Problem statement » Without any change, set down every record below.

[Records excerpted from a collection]
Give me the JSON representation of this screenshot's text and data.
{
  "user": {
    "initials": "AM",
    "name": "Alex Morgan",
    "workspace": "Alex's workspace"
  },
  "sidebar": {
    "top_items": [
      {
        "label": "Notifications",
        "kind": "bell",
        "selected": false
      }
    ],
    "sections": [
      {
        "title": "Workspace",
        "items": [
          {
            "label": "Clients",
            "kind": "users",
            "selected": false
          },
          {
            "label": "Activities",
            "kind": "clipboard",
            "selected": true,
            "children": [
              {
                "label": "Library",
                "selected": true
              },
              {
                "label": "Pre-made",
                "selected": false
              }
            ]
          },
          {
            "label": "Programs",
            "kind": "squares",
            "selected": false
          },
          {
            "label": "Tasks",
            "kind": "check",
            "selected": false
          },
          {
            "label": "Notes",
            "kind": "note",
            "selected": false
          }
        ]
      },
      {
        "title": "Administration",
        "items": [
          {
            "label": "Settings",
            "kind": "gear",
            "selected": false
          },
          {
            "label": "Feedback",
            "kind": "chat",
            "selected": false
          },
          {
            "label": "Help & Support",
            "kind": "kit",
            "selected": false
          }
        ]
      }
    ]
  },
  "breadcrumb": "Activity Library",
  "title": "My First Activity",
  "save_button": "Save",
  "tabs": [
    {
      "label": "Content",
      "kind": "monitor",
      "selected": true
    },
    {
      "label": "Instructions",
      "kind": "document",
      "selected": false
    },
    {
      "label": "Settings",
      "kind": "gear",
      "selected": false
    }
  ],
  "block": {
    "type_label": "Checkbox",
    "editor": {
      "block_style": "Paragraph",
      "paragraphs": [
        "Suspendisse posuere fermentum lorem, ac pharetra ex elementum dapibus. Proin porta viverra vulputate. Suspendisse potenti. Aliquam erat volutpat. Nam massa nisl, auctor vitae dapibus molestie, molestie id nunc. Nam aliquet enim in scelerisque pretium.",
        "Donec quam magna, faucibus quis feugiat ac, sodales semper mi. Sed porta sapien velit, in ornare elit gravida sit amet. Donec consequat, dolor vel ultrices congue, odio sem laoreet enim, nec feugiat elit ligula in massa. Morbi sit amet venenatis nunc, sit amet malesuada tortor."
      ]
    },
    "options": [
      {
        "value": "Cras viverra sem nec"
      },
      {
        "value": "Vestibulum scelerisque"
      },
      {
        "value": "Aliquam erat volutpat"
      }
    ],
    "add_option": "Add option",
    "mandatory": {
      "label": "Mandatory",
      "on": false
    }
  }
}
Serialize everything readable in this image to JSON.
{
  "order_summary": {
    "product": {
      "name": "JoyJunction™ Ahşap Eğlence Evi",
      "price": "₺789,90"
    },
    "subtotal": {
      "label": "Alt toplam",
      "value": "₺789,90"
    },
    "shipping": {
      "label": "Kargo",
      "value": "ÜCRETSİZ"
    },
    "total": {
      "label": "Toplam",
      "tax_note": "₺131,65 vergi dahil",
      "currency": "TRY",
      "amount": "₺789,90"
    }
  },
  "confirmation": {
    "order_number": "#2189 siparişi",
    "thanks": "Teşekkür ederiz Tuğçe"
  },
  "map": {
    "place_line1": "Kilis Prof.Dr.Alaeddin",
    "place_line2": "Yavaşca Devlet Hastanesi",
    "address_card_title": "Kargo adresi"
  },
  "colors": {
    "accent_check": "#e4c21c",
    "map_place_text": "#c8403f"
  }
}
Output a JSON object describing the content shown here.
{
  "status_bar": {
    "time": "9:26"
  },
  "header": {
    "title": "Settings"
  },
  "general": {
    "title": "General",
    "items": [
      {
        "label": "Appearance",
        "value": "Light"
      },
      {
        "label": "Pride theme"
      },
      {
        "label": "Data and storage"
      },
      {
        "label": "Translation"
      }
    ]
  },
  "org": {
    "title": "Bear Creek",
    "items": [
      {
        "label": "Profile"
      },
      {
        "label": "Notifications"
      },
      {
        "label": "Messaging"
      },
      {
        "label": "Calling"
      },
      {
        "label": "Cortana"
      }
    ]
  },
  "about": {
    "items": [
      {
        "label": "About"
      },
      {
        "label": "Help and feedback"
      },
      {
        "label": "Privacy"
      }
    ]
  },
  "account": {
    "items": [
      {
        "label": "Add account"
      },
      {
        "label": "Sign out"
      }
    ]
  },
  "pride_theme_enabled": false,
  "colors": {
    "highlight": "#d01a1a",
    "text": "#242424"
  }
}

Expected output »
Give me the JSON representation of this screenshot's text and data.
{
  "user": {
    "initials": "AM",
    "name": "Alex Morgan",
    "workspace": "Alex's workspace"
  },
  "sidebar": {
    "top_items": [
      {
        "label": "Notifications",
        "kind": "bell",
        "selected": false
      }
    ],
    "sections": [
      {
        "title": "Workspace",
        "items": [
          {
            "label": "Clients",
            "kind": "users",
            "selected": false
          },
          {
            "label": "Activities",
            "kind": "clipboard",
            "selected": true,
            "children": [
              {
                "label": "Library",
                "selected": true
              },
              {
                "label": "Pre-made",
                "selected": false
              }
            ]
          },
          {
            "label": "Programs",
            "kind": "squares",
            "selected": false
          },
          {
            "label": "Tasks",
            "kind": "check",
            "selected": false
          },
          {
            "label": "Notes",
            "kind": "note",
            "selected": false
          }
        ]
      },
      {
        "title": "Administration",
        "items": [
          {
            "label": "Settings",
            "kind": "gear",
            "selected": false
          },
          {
            "label": "Feedback",
            "kind": "chat",
            "selected": false
          },
          {
            "label": "Help & Support",
            "kind": "kit",
            "selected": false
          }
        ]
      }
    ]
  },
  "breadcrumb": "Activity Library",
  "title": "My First Activity",
  "save_button": "Save",
  "tabs": [
    {
      "label": "Content",
      "kind": "monitor",
      "selected": true
    },
    {
      "label": "Instructions",
      "kind": "document",
      "selected": false
    },
    {
      "label": "Settings",
      "kind": "gear",
      "selected": false
    }
  ],
  "block": {
    "type_label": "Checkbox",
    "editor": {
      "block_style": "Paragraph",
      "paragraphs": [
        "Suspendisse posuere fermentum lorem, ac pharetra ex elementum dapibus. Proin porta viverra vulputate. Suspendisse potenti. Aliquam erat volutpat. Nam massa nisl, auctor vitae dapibus molestie, molestie id nunc. Nam aliquet enim in scelerisque pretium.",
        "Donec quam magna, faucibus quis feugiat ac, sodales semper mi. Sed porta sapien velit, in ornare elit gravida sit amet. Donec consequat, dolor vel ultrices congue, odio sem laoreet enim, nec feugiat elit ligula in massa. Morbi sit amet venenatis nunc, sit amet malesuada tortor."
      ]
    },
    "options": [
      {
        "value": "Cras viverra sem nec"
      },
      {
        "value": "Vestibulum scelerisque"
      },
      {
        "value": "Aliquam erat volutpat"
      }
    ],
    "add_option": "Add option",
    "mandatory": {
      "label": "Mandatory",
      "on": false
    }
  }
}
Serialize everything readable in this image to JSON.
{
  "order_summary": {
    "product": {
      "name": "JoyJunction™ Ahşap Eğlence Evi",
      "price": "₺789,90"
    },
    "subtotal": {
      "label": "Alt toplam",
      "value": "₺789,90"
    },
    "shipping": {
      "label": "Kargo",
      "value": "ÜCRETSİZ"
    },
    "total": {
      "label": "Toplam",
      "tax_note": "₺131,65 vergi dahil",
      "currency": "TRY",
      "amount": "₺789,90"
    }
  },
  "confirmation": {
    "order_number": "#2189 siparişi",
    "thanks": "Teşekkür ederiz Tuğçe"
  },
  "map": {
    "place_line1": "Kilis Prof.Dr.Alaeddin",
    "place_line2": "Yavaşca Devlet Hastanesi",
    "address_card_title": "Kargo adresi"
  },
  "colors": {
    "accent_check": "#e4c21c",
    "map_place_text": "#c8403f"
  }
}
Output a JSON object describing the content shown here.
{
  "status_bar": {
    "time": "9:26"
  },
  "header": {
    "title": "Settings"
  },
  "general": {
    "title": "General",
    "items": [
      {
        "label": "Appearance",
        "value": "Light"
      },
      {
        "label": "Pride theme"
      },
      {
        "label": "Data and storage"
      },
      {
        "label": "Translation"
      }
    ]
  },
  "org": {
    "title": "Bear Creek",
    "items": [
      {
        "label": "Profile"
      },
      {
        "label": "Notifications"
      },
      {
        "label": "Messaging"
      },
      {
        "label": "Calling"
      },
      {
        "label": "Cortana"
      }
    ]
  },
  "about": {
    "items": [
      {
        "label": "About"
      },
      {
        "label": "Help and feedback"
      },
      {
        "label": "Privacy"
      }
    ]
  },
  "account": {
    "items": [
      {
        "label": "Add account"
      },
      {
        "label": "Sign out"
      }
    ]
  },
  "pride_theme_enabled": false,
  "colors": {
    "highlight": "#d01a1a",
    "text": "#242424"
  }
}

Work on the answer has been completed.